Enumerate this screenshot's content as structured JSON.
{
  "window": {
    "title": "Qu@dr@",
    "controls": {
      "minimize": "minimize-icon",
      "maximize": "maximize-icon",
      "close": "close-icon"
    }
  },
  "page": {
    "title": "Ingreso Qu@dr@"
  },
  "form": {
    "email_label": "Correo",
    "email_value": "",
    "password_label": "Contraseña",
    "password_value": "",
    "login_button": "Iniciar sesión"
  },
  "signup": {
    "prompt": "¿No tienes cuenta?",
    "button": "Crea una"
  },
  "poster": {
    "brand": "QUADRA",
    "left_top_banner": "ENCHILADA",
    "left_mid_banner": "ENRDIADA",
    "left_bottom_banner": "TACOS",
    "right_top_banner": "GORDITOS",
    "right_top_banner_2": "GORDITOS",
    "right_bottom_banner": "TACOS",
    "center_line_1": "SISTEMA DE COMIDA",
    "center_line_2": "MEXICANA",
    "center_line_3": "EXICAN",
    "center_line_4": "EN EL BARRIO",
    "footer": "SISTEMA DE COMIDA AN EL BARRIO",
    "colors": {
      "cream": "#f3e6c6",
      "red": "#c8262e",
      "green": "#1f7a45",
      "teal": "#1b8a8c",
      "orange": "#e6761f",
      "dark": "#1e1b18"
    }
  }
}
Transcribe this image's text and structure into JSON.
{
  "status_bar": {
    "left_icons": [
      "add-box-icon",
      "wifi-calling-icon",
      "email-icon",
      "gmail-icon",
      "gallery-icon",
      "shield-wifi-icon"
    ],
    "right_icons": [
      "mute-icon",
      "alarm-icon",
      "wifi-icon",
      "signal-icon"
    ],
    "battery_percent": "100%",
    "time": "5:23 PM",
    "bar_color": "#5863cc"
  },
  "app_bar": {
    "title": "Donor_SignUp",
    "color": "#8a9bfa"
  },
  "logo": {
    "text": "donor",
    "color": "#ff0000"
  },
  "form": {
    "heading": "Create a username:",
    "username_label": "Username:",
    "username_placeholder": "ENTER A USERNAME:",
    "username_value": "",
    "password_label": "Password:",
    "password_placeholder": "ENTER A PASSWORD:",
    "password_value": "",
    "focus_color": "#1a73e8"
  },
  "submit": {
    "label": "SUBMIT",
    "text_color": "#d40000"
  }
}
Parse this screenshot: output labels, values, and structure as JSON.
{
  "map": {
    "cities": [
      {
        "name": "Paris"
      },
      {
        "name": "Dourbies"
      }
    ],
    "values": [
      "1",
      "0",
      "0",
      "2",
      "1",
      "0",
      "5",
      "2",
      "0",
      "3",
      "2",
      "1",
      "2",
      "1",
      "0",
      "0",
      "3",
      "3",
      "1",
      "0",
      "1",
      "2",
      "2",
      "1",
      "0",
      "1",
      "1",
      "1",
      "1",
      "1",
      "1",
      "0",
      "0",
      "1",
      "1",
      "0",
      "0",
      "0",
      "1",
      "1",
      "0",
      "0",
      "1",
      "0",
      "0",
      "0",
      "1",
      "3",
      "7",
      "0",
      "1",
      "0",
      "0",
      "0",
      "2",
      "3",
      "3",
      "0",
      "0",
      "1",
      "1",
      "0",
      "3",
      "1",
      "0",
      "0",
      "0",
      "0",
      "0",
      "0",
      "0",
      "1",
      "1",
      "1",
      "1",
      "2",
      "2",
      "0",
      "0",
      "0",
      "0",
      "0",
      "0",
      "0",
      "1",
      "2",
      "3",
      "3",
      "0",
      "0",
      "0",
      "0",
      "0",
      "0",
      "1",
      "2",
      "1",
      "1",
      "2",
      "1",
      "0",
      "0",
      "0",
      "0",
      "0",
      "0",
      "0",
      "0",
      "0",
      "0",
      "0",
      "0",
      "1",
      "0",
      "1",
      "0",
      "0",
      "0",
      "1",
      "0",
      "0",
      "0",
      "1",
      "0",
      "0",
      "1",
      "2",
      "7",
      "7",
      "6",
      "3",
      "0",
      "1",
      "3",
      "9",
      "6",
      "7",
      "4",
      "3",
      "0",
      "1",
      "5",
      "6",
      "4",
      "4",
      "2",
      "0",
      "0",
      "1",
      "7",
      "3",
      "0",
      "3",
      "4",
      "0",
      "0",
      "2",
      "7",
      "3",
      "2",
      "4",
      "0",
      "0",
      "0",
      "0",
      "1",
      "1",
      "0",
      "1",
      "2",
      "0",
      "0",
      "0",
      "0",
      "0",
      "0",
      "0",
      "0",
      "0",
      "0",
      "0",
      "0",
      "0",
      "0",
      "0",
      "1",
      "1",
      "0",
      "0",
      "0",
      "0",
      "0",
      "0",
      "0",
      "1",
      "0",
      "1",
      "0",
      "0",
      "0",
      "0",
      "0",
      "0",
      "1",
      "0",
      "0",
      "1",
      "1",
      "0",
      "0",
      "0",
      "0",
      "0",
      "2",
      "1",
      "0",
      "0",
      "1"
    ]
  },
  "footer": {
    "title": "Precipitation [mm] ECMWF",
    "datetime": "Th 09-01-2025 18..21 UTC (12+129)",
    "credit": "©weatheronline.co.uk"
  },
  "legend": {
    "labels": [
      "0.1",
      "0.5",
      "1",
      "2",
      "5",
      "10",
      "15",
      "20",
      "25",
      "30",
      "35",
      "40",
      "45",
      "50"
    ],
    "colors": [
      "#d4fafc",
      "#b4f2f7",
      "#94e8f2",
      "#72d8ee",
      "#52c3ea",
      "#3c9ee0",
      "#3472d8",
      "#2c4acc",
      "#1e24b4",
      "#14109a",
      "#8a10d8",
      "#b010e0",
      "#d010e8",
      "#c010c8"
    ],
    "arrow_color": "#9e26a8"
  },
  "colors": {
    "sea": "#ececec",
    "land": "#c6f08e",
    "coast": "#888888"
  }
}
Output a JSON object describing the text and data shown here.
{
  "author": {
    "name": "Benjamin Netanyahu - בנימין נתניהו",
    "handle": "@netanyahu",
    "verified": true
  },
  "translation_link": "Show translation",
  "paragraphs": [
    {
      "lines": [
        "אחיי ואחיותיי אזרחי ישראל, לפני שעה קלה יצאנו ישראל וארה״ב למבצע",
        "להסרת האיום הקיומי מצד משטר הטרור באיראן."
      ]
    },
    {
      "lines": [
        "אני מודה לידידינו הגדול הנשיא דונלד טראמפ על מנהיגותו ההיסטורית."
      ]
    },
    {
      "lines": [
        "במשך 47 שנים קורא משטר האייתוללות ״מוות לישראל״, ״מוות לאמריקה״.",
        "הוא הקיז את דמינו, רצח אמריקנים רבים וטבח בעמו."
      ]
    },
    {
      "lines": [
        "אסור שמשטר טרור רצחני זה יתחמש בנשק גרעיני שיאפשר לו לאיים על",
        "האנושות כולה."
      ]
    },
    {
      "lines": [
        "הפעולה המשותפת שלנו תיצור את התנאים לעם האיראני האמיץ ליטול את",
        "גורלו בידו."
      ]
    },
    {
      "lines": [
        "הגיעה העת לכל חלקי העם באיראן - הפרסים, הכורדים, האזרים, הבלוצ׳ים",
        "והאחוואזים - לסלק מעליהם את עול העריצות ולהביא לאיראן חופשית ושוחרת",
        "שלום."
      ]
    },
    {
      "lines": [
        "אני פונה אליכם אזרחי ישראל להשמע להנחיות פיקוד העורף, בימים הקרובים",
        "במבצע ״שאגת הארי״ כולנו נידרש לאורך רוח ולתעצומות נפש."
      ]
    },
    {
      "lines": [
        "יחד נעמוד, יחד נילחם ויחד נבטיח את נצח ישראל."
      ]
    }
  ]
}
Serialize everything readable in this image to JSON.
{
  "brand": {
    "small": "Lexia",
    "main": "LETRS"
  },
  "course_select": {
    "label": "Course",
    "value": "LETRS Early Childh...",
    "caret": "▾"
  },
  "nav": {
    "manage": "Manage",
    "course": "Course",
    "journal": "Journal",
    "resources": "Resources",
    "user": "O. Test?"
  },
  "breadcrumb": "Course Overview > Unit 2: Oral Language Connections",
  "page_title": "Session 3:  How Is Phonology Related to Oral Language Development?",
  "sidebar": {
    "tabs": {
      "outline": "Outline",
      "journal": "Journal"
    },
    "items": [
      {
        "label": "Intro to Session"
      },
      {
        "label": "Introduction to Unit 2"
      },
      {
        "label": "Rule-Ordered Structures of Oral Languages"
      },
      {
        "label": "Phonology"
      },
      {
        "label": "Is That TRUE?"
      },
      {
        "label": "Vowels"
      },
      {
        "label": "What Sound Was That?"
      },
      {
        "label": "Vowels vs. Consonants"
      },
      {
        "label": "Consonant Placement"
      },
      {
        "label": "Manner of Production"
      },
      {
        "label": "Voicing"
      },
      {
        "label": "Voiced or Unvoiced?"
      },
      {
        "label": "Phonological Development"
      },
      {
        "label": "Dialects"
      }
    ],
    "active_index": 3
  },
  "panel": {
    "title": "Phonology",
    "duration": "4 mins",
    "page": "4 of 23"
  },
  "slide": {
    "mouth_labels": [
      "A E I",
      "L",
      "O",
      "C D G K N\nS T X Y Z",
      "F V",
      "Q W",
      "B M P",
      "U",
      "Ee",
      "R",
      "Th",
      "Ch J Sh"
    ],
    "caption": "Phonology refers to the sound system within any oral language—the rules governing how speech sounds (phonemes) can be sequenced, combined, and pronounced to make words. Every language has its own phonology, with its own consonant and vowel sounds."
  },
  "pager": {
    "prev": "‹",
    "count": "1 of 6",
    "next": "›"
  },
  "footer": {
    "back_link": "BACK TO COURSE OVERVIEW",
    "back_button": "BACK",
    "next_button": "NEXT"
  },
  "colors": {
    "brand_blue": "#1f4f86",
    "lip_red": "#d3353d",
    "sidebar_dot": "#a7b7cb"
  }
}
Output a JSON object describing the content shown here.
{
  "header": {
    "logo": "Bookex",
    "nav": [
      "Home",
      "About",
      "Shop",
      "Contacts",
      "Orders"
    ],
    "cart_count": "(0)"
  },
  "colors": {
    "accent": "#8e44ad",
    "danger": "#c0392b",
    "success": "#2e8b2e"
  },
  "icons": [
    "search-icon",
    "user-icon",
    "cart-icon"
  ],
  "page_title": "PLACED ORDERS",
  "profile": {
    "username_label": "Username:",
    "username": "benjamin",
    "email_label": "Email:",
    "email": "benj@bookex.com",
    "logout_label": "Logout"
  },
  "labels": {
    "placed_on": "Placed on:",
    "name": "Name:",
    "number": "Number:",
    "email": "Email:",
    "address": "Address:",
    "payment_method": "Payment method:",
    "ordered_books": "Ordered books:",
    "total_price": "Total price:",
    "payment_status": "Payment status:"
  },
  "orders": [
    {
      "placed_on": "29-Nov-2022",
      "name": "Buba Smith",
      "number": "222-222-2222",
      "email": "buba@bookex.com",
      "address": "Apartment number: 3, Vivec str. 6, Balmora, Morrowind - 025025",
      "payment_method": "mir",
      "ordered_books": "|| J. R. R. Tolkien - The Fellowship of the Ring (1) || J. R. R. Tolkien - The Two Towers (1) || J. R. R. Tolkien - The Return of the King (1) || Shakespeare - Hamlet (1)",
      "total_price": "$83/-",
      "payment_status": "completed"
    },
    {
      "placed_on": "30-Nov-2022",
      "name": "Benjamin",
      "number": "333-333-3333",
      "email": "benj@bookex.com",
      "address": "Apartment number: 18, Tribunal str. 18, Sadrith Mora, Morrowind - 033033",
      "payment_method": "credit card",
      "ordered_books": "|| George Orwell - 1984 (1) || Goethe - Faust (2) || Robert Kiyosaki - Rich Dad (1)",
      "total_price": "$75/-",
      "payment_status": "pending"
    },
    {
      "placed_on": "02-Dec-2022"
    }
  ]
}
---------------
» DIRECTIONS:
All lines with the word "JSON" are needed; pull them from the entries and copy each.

» TASK SOLUTION:
Enumerate this screenshot's content as structured JSON.
Transcribe this image's text and structure into JSON.
Parse this screenshot: output labels, values, and structure as JSON.
Output a JSON object describing the text and data shown here.
Serialize everything readable in this image to JSON.
Output a JSON object describing the content shown here.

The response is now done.